“Filippi told me that the answers, according to him, lie in how the war ended. “German Nazism and Italian Fascism ended in very different ways,” he said.
In Germany, the Nazis and Hitler were defeated by the Allies, who imposed denazification. That did not happen in Italy. “Mussolini is toppled from power by the Fascist Party itself in July 1943. That’s when he stops having control of the narrative, and of much of the country,” Filippi explained.
By then, the Cold War was brewing, and Italy had the largest communist party in the West. It was not in the interests of the United States and the United Kingdom to target conservative, ex-fascist forces who could work towards containing the so-called “Red Threat”, he told me “better to leave things as they were”.
That allowed Italians to build their own narrative about the past – so it is not surprising that many difficult questions around who had been a fascist and what it meant were not properly dealt with.”
As far as many Italians are concerned, Mussolini was killed by commies. In fact, he was killed by partisans some of whom were far leftists, but people in every country prefer simple narratives to nuanced ones. The right continues to thrive. Nately’s old man lives.
You’re probably wondering where Mussolini souvenirs come in. Here’s where. In 2017, there was an attempt by a previous Italian government to ban Mussolini knick-knacks and gee-gaws from public display and sale. The effort passed the lower house but seems to have died in the Senate since they’re still available. I say “seems to have” because the English language media lost interest in the law after it passed one house of parliament. Research can be frustrating.

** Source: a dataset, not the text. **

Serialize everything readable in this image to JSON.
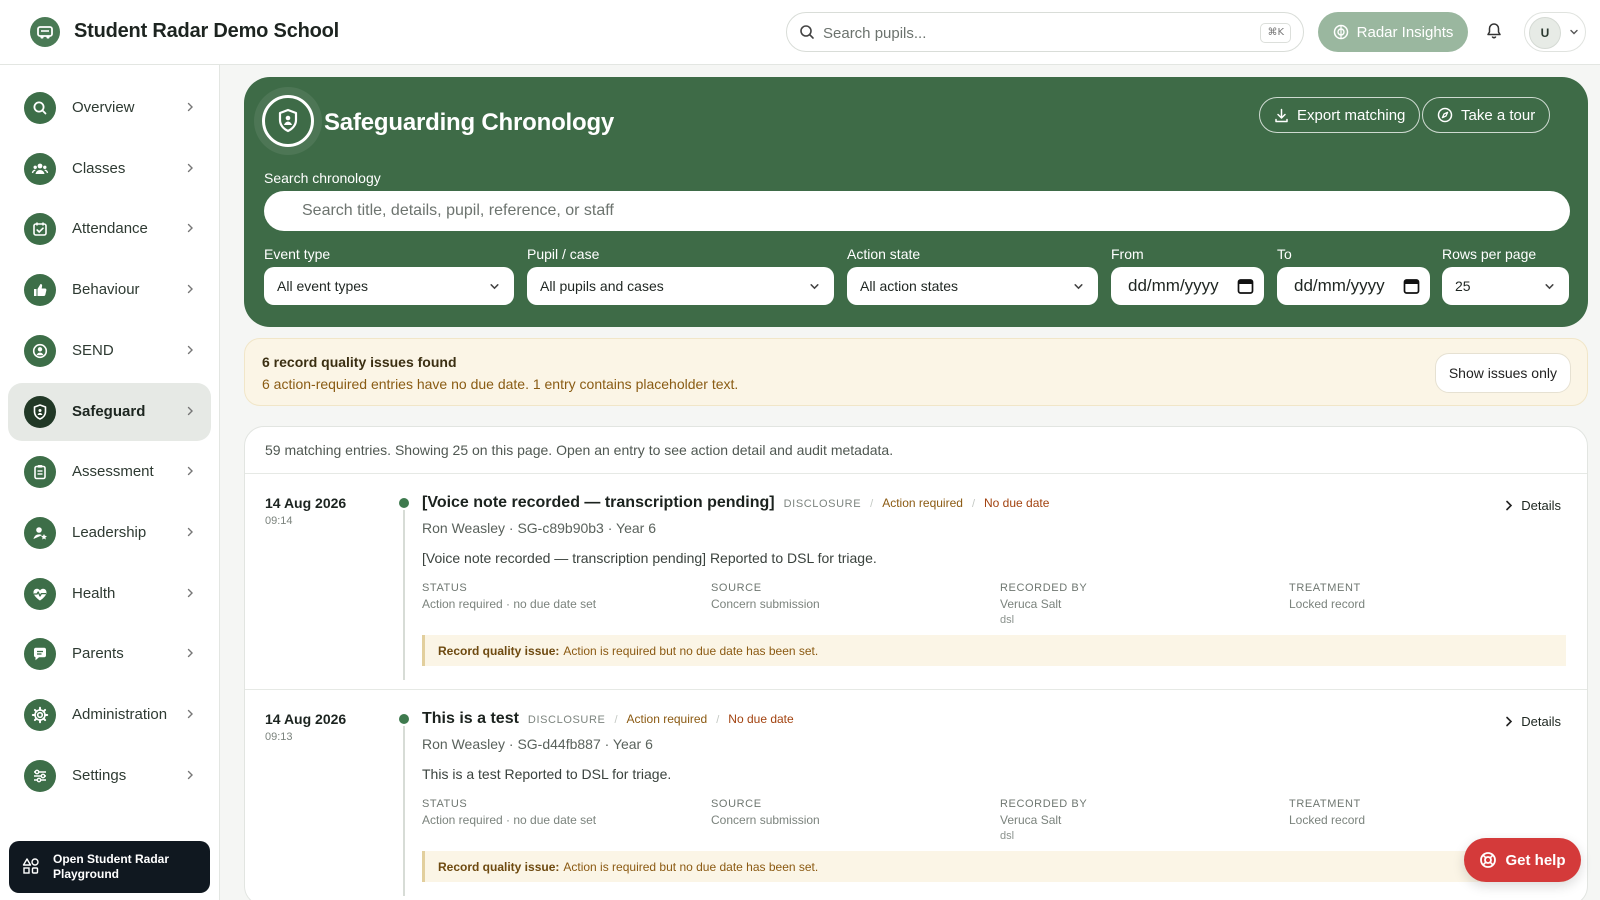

You can actually buy wines with Il Duce’s mug on the label. I am not making this up:
The right continues to thrive. Nately’s old man lives.

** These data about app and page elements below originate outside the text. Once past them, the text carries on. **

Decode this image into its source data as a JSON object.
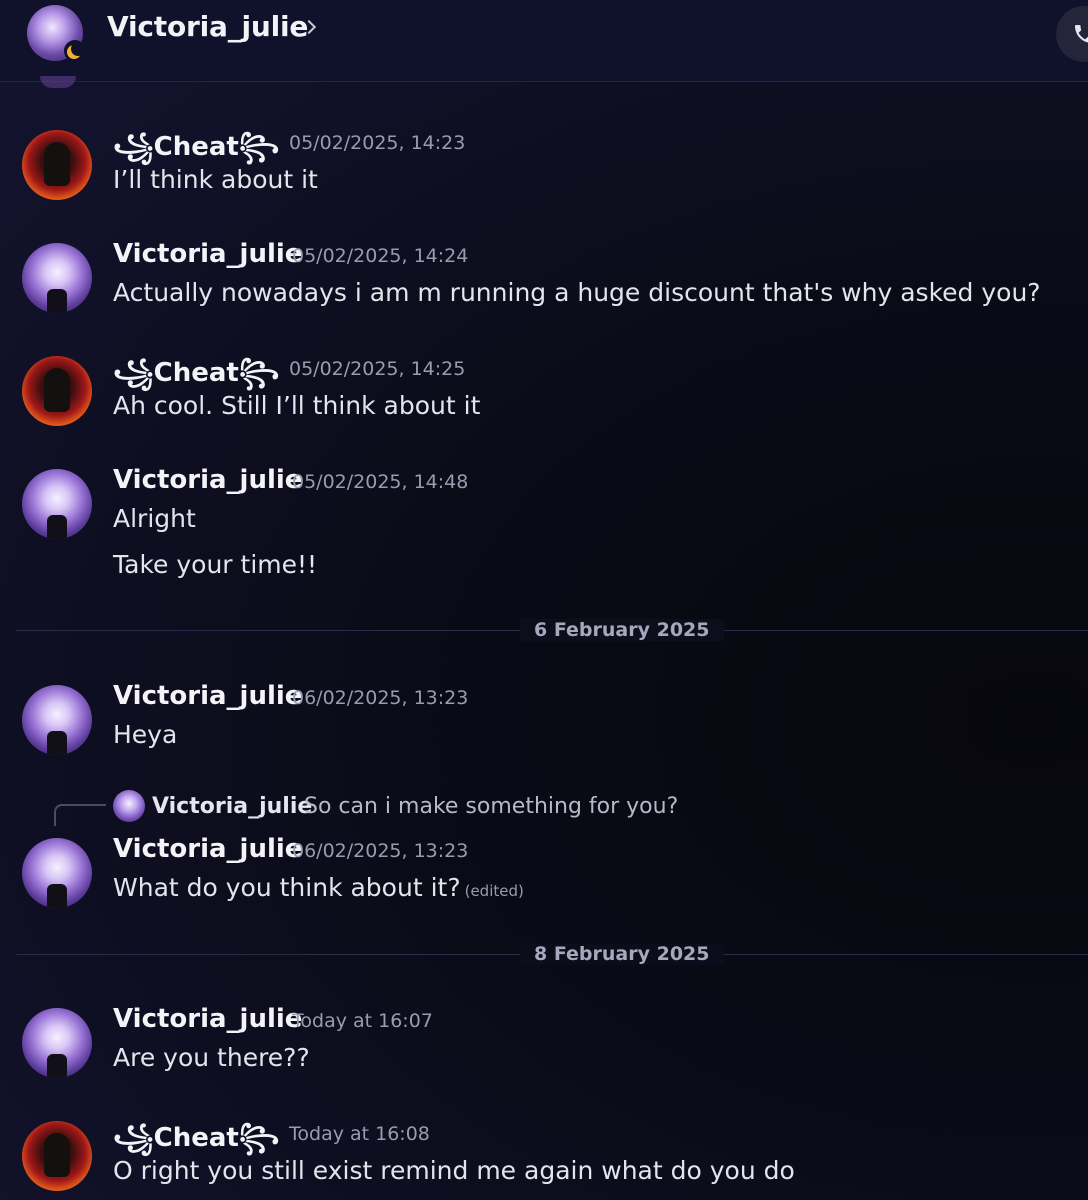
{
  "header": {
    "title": "Victoria_julie",
    "status": "idle"
  },
  "messages": [
    {
      "author": "꧁Cheat꧂",
      "time": "05/02/2025, 14:23",
      "lines": [
        "I’ll think about it"
      ]
    },
    {
      "author": "Victoria_julie",
      "time": "05/02/2025, 14:24",
      "lines": [
        "Actually nowadays i am m running a huge discount that's why asked you?"
      ]
    },
    {
      "author": "꧁Cheat꧂",
      "time": "05/02/2025, 14:25",
      "lines": [
        "Ah cool. Still I’ll think about it"
      ]
    },
    {
      "author": "Victoria_julie",
      "time": "05/02/2025, 14:48",
      "lines": [
        "Alright",
        "Take your time!!"
      ]
    },
    {
      "author": "Victoria_julie",
      "time": "06/02/2025, 13:23",
      "lines": [
        "Heya"
      ]
    },
    {
      "author": "Victoria_julie",
      "time": "06/02/2025, 13:23",
      "lines": [
        "What do you think about it?"
      ],
      "edited": "(edited)",
      "reply": {
        "author": "Victoria_julie",
        "text": "So can i make something for you?"
      }
    },
    {
      "author": "Victoria_julie",
      "time": "Today at 16:07",
      "lines": [
        "Are you there??"
      ]
    },
    {
      "author": "꧁Cheat꧂",
      "time": "Today at 16:08",
      "lines": [
        "O right you still exist remind me again what do you do"
      ]
    }
  ],
  "dividers": [
    "6 February 2025",
    "8 February 2025"
  ]
}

Another swell piece about the late Italian election and its implications comes from Yascha Mounk at the Atlantic. He’s worried about the new government but also quotes modern day Italian cynics on what’s likely to happen next:
“Most of the Italians I have spoken with in recent days await the new government with weary equanimity. One neighbor, an outspoken woman in her 70s who, like most people in her village, has voted for the left all her life, told me of her intense dislike for Giorgia Meloni. But when I asked her whether she was worried about what the leader of Brothers of Italy would do to the country, she gave a nonchalant shrug. “In the end, the new government won’t be that different from all the others,” she said. “It’ll fail to get much of anything done. And then it’ll collapse.”

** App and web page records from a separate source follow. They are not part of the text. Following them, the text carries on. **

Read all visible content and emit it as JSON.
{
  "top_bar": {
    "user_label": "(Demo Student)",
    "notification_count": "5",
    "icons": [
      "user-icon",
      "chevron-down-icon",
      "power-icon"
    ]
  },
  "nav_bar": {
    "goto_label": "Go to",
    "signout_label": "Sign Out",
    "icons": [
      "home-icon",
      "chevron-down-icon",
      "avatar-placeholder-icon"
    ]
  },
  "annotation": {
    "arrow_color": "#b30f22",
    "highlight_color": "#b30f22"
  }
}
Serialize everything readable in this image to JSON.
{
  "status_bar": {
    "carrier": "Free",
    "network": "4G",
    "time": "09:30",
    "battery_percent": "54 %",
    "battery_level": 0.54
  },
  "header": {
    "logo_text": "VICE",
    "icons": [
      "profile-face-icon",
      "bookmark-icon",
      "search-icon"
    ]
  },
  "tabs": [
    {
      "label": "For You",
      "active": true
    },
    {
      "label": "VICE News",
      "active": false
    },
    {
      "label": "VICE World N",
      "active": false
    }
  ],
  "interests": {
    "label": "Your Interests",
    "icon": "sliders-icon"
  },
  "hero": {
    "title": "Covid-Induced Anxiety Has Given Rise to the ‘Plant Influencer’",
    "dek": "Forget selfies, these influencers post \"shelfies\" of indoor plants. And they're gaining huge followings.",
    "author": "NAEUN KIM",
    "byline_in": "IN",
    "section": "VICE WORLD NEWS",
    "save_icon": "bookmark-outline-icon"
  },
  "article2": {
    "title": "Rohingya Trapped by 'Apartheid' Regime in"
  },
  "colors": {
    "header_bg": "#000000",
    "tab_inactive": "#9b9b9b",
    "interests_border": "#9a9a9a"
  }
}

Governments come and go but Italy is forever. The spirit of Nately’s old man is eternal.
The last word goes to Marc Ribot and Tom Waits with an Italian song of resistance that has come under attack by the far right this election season.